──────── Extracted entries

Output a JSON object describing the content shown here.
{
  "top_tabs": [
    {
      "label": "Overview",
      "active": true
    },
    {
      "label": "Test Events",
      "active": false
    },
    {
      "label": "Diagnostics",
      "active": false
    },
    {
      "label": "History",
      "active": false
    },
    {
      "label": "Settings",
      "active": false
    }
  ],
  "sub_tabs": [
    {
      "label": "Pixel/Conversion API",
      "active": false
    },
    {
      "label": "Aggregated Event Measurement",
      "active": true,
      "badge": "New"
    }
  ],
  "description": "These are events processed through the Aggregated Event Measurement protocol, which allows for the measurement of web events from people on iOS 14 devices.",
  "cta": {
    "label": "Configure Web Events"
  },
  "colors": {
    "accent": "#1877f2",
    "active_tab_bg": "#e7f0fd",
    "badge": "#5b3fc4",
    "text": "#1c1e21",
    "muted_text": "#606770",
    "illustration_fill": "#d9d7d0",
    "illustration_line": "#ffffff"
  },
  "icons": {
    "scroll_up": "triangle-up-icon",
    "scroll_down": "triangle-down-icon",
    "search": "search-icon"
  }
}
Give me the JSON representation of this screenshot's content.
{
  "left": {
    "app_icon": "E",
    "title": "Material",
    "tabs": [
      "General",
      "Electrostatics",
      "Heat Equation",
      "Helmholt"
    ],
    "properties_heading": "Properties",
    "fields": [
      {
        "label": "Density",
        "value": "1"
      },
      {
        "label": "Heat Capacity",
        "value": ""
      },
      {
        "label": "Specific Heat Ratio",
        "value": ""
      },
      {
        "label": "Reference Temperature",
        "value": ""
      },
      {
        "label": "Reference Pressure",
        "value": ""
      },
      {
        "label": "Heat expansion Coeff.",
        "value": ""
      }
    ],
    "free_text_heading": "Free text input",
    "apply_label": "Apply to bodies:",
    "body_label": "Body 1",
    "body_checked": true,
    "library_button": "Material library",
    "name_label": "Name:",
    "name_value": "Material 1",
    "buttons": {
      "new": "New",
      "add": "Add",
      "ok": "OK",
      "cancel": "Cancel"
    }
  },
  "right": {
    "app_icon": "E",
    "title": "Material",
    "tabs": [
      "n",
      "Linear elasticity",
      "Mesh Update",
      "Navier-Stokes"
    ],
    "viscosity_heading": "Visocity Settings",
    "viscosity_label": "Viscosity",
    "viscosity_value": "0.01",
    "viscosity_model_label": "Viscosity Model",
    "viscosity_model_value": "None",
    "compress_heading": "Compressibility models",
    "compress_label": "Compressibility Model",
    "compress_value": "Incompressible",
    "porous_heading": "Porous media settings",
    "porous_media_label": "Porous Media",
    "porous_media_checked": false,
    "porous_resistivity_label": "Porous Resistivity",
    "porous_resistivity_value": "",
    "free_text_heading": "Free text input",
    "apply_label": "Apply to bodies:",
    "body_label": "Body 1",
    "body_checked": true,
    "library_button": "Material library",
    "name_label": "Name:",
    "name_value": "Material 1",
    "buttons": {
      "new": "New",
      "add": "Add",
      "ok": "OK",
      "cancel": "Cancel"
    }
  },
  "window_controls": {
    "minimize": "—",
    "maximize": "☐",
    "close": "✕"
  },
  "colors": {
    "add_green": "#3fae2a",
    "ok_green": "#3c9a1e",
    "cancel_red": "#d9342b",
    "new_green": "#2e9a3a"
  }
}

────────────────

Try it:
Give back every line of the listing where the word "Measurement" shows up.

Response box:
      "label": "Aggregated Event Measurement",
  "description": "These are events processed through the Aggregated Event Measurement protocol, which allows for the measurement of web events from people on iOS 14 devices.",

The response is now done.